Of course, if the group option appeals to you most, it’s imperative that you both agree that you’ll not talk about what went down between to you with mutual friends, Zangara advises. It’ll show you’re a united front, which should discourage your pals from nudging you for details.
Allow Yourself to Let Go of Past Hurts
Another crucial part of rebuilding the friendship is trying to leave what happened between the two of you in the past — otherwise you won’t be able to move forward.
“Make a pact with yourself and possibly even with your friend that you will not always go back to bringing up that falling-out,” Yager advises.
“Dwelling on the past can be counterproductive and may just lead to one or both of you holding back out of fear of being hurt again. Try to avoid replaying the words or incident that caused the falling-out or it will be a wound that is never allowed to heal.”
Show Your Appreciation
After a falling-out, it’s not enough to just agree to move on and continue a friendship. To really reboot your relationship, you’ll want to make an extra effort to show your friend just how much she means to you and how important your bond truly is.
Offer help with or take the time to really celebrate any big moments in your friend’s life — like a bridal shower, graduation or promotion at work.
Or even just show you care by surprising her with her favorite coffee drink or treat if you plan to meet up at one of your homes or go for a walk. A small gesture like this can mean a great deal.
Another way to show your commitment to making your relationship stronger is to change the way you usually communicate. “If you always text, give her a call,” Yager says. “If you’ve mostly been chatting on Facebook lately, set up getting together in person at a time and place that’s convenient for your friend.”
Doing this shows that you intend to work hard to keep the bond positive and current.
What Do YOU Think?
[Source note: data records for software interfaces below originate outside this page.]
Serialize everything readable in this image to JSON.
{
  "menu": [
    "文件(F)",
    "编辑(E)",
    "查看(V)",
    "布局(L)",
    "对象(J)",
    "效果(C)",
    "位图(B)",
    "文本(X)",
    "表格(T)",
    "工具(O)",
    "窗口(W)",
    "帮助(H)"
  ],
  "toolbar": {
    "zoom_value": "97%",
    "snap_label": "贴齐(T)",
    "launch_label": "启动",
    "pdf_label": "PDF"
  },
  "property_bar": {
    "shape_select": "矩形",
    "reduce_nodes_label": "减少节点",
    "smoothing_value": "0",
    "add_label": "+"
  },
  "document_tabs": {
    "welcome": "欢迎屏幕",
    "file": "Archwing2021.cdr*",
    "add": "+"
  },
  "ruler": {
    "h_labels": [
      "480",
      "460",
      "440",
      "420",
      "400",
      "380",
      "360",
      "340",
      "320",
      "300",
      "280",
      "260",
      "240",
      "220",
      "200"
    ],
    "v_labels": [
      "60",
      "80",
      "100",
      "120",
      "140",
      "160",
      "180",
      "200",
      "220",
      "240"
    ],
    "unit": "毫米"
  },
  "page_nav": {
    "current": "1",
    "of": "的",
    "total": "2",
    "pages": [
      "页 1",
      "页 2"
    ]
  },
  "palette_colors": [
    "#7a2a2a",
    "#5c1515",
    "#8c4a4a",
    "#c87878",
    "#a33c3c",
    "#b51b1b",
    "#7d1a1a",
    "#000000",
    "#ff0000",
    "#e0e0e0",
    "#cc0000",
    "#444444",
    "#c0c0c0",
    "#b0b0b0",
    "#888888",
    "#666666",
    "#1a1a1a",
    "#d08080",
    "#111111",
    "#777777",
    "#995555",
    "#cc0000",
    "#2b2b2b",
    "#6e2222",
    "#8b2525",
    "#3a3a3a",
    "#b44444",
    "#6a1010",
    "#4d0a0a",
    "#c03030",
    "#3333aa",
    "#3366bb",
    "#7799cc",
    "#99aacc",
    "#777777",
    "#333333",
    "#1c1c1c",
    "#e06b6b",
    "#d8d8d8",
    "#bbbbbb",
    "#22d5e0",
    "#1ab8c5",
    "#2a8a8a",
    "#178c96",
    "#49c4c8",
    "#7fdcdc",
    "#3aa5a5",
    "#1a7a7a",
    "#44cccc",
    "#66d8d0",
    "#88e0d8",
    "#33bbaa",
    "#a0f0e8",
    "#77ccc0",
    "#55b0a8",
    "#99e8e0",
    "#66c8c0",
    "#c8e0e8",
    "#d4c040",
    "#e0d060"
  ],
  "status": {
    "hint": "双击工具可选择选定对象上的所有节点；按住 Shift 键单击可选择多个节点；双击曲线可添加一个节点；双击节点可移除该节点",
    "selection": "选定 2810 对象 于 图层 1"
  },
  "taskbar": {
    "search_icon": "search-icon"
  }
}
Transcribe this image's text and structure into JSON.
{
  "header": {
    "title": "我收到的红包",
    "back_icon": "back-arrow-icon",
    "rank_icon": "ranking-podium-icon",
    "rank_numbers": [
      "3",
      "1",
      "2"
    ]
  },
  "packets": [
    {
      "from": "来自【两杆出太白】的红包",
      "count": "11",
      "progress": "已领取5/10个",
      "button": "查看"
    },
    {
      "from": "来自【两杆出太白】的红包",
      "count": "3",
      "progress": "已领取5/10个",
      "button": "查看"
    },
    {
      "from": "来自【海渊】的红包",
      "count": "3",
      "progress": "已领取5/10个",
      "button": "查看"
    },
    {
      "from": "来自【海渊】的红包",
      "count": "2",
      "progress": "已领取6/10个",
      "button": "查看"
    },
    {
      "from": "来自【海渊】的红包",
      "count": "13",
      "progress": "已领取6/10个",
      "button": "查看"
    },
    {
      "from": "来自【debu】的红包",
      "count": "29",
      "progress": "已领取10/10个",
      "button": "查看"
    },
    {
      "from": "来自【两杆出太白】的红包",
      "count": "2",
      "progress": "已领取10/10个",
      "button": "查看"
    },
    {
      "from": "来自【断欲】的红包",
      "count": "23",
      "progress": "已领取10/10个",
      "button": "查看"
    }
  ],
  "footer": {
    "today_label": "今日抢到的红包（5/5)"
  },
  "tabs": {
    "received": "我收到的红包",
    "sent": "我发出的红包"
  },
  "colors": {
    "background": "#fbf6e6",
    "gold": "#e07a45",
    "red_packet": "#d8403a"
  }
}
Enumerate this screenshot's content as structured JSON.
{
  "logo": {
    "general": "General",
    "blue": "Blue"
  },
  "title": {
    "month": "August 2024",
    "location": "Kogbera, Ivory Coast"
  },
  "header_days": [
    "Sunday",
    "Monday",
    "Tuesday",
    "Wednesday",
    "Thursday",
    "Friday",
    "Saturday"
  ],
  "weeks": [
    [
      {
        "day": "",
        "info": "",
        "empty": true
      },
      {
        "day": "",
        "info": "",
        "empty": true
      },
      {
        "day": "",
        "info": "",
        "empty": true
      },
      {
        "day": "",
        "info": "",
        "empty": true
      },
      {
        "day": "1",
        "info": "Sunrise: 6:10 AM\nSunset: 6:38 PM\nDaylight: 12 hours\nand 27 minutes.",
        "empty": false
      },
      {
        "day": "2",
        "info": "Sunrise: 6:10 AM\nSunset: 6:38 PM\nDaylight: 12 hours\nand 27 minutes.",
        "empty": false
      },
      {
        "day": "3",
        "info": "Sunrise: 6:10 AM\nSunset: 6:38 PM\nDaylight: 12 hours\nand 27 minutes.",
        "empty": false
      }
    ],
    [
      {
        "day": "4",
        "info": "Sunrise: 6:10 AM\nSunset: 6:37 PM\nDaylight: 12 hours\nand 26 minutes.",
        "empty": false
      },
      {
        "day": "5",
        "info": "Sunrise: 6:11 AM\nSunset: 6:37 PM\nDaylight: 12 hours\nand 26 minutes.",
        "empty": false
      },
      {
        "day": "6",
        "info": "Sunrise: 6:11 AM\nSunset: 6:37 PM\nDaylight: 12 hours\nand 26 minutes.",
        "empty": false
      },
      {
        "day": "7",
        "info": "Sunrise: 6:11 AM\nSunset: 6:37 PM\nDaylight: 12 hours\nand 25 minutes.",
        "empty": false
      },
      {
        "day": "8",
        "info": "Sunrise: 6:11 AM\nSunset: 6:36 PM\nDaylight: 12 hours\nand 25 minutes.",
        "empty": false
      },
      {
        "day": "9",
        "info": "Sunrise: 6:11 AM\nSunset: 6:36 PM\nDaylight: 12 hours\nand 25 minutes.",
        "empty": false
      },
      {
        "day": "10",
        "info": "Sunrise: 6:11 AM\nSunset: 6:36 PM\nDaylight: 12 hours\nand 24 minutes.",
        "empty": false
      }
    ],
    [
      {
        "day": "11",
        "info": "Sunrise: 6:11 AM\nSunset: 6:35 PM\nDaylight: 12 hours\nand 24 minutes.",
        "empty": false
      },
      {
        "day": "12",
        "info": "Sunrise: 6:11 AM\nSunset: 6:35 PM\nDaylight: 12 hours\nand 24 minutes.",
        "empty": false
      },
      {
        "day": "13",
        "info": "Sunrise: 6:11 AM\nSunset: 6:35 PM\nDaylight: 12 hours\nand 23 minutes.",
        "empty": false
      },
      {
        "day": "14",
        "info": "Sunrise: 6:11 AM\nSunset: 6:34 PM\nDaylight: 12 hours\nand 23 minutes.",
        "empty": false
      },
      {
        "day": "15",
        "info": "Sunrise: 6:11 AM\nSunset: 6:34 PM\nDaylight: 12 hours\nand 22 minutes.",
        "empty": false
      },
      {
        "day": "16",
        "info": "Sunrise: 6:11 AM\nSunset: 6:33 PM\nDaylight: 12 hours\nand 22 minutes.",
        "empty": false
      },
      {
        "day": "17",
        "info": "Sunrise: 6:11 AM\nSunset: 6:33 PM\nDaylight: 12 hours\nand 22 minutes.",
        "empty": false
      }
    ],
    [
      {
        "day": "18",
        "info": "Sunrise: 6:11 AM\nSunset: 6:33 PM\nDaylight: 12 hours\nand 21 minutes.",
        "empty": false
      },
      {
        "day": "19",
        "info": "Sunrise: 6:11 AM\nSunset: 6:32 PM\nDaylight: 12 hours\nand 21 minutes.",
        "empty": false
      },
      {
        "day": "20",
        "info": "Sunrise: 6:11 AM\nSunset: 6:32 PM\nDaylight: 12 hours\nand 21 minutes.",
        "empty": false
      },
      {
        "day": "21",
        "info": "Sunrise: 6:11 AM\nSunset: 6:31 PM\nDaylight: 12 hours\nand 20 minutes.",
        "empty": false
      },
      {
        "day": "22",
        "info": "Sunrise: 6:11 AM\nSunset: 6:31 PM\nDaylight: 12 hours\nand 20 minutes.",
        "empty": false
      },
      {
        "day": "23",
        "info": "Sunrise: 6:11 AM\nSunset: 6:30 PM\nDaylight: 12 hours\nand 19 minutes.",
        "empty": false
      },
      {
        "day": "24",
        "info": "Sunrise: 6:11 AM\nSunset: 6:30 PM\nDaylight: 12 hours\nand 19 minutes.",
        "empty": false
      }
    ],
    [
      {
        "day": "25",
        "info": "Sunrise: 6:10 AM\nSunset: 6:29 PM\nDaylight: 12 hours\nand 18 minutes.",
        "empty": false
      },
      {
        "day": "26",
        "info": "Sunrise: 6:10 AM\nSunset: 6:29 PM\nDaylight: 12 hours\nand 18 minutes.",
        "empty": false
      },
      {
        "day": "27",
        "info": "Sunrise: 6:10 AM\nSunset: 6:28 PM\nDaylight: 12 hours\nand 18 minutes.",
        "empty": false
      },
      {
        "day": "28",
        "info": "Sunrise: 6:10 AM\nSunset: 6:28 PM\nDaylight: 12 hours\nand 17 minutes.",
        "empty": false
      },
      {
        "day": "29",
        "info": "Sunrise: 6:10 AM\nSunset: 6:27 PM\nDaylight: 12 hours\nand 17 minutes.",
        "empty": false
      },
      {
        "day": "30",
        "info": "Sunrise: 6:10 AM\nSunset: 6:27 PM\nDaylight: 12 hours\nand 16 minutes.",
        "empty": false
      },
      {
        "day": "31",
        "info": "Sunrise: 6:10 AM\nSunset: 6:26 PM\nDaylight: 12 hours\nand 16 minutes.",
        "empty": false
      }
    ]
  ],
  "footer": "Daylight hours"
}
All friendships take work. What are some ways that you've resolved conflicts in your friendships? Would you try any of these tactics next time? Which ones? What do you think the most important step in healing a friendship is? Share your thoughts in the comments!
Lifestyle writer Natasha Burton has contributed articles about relationships, family and weddings to MSN, Huffington Post, Cosmopolitan and other leading publications. She's also the author of six books, including "101 Quizzes for Brides and Grooms" and 1"01 Quizzes for Couples."